Catherine also found no response to droplet size. The medium droplets achieved slightly greater spray coverage on the spray cards; however there was no difference in ryegrass control between medium or extremely coarse droplet size.
For all trials, nozzles were spaced at 50cm spacing on the boom and the spray height was 60cm.
We must keep in mind, that for this research the different water rates were achieved by altering the speed of spraying. The highest water rate (150 L/ha) was sprayed at 4.7 km/h and the low water rate (30 L/ha) was sprayed at 24 km/h. Therefore, the droplet trajectory will vary as the speed changes. At higher speeds, droplets are more likely to travel horizontally and hit standing stubble (see the link to a video by Bill Gordon, Spray Application Consultant below). Bill Gordon also comments that 25 cm nozzle spacing reduces the shadowing effect from standing stubble (video link below).
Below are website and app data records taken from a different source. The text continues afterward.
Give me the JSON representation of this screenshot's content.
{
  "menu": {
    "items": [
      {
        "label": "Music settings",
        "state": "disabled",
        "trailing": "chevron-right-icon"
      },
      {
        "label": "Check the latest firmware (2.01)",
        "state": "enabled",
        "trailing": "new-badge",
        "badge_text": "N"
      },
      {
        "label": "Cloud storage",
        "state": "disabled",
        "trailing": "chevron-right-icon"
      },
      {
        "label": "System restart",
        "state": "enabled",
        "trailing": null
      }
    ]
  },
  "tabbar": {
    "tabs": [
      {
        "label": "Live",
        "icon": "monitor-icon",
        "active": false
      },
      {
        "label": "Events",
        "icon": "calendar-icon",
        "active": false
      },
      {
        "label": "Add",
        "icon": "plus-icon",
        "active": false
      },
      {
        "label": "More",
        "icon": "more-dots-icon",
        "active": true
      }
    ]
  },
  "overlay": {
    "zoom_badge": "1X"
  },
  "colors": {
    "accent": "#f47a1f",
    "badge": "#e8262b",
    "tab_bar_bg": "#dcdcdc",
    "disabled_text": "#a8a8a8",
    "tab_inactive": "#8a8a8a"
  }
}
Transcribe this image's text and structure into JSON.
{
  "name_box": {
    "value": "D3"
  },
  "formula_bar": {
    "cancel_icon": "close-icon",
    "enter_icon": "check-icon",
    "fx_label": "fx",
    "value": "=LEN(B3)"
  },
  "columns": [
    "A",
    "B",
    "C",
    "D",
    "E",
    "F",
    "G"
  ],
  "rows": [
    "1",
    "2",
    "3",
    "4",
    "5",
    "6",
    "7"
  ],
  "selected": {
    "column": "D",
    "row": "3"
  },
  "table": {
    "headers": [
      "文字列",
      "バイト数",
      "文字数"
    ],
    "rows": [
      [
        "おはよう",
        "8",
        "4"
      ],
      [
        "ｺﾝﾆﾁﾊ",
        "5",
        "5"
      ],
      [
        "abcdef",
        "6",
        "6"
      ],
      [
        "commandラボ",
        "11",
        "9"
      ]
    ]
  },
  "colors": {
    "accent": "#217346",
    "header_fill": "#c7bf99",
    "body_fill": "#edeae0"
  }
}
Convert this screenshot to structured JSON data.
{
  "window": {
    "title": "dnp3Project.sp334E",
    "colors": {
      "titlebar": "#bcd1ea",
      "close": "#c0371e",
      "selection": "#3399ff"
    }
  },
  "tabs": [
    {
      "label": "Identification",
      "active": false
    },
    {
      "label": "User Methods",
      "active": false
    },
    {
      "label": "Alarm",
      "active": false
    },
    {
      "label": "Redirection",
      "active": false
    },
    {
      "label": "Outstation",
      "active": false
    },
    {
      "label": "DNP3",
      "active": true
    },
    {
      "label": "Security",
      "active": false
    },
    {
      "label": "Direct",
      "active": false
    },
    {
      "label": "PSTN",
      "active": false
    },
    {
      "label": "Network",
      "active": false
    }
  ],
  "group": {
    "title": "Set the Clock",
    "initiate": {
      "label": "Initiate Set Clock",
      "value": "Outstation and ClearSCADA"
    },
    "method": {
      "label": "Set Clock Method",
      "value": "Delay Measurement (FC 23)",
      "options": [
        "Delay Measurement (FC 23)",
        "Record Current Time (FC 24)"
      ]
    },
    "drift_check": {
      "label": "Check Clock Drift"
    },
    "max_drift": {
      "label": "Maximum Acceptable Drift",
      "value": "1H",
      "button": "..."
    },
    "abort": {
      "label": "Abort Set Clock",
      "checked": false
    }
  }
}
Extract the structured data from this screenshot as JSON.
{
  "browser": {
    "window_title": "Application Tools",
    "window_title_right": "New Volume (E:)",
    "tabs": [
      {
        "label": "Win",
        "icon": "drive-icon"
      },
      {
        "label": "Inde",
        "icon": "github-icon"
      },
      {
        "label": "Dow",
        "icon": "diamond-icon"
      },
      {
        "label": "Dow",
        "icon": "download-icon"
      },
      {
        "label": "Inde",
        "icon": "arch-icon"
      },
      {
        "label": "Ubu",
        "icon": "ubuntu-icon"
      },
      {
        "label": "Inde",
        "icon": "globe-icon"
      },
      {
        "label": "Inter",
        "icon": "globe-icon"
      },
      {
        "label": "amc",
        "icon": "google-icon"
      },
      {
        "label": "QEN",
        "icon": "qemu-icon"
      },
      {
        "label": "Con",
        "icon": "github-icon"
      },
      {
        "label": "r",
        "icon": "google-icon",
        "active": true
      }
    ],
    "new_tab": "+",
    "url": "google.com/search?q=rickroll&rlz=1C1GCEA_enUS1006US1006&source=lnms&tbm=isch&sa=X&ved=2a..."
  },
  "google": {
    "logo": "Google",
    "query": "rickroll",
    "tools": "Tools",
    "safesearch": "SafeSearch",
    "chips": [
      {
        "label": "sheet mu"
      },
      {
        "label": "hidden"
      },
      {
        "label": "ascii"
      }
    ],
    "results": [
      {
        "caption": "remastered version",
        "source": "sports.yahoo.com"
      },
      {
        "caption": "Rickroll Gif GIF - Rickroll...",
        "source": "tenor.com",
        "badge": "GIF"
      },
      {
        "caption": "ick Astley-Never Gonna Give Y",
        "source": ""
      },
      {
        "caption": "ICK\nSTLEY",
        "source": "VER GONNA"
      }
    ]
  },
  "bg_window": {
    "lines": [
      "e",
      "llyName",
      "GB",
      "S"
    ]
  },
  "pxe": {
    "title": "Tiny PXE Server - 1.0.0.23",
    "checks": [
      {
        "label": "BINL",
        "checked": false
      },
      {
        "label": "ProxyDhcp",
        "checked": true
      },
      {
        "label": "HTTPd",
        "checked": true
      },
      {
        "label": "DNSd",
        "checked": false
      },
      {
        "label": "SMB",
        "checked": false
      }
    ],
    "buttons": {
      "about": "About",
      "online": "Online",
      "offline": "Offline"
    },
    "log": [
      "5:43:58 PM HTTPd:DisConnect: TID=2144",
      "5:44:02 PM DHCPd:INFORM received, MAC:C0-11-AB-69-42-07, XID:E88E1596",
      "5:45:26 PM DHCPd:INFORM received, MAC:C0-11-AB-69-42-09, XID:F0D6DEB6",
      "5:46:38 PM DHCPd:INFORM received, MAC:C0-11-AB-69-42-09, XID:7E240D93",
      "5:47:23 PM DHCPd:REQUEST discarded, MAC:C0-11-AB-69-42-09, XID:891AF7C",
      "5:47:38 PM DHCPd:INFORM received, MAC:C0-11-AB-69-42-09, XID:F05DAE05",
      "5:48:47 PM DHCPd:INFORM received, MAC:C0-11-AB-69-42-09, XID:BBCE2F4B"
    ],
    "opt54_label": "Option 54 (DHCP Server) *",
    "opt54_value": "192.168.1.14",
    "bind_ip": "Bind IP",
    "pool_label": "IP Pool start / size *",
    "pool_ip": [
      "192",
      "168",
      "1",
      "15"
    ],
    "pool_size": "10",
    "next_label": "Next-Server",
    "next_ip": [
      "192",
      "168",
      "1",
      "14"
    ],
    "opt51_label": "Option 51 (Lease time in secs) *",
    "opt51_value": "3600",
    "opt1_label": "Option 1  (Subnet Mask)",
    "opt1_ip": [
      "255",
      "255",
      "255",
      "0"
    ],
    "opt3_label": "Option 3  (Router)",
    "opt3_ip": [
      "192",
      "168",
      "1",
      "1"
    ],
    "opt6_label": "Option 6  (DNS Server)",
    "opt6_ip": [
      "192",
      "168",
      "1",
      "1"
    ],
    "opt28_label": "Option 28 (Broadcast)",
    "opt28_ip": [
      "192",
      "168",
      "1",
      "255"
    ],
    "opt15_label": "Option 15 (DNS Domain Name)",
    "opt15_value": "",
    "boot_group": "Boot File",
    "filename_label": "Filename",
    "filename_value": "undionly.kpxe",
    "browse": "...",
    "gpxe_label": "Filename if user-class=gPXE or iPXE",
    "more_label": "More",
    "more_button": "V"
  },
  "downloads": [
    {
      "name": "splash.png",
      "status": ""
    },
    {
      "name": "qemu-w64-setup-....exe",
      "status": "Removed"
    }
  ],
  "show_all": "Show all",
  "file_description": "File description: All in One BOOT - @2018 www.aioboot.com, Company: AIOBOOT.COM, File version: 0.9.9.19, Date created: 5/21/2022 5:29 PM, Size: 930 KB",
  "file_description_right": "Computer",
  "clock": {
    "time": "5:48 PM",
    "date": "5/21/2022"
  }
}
It is also possible that the large droplets lose forward momentum when dropped from height (e.g. 80 cm) and then fall vertically, minimising the number of droplets that hit standing stubble. As soon as a knockdown (or any other leaf uptake herbicide) is added to the mix, then medium droplet size is recommended at high water rates. As always, make sure that you adhere to label recommendations for the particular herbicide you are using.
Growers who have access to an expert in boom spray set-up may be able improve efficacy of pre-emergent herbicides at lower water rates with big droplets at optimal boom height when everything is working in their favour. Everybody else or when conditions are against you, add more water.
The equation for maximising efficacy of pre-emergent herbicides where crop residue is present.
- Keep water rates up, regardless of product.
- The higher the crop residue level, the higher the water rate. Consider going over 100 L water /ha in very high stubble loads.
- Set the droplet size for other reasons e.g. Drift risk, delta T (bigger droplets for higher Delta T), mixing partner (e.g. medium droplets for paraquat). Remember to follow the label.
- Limit ground speed to a maximum of 25 km/h
- Use water sensitive paper to evaluate spray jobs. Place some on the ground (in and between old stubble rows) and some vertically on standing stubble.
Remember: next time you reach for a pre-emergent herbicide, add plenty of water!
Follow the links below for further information: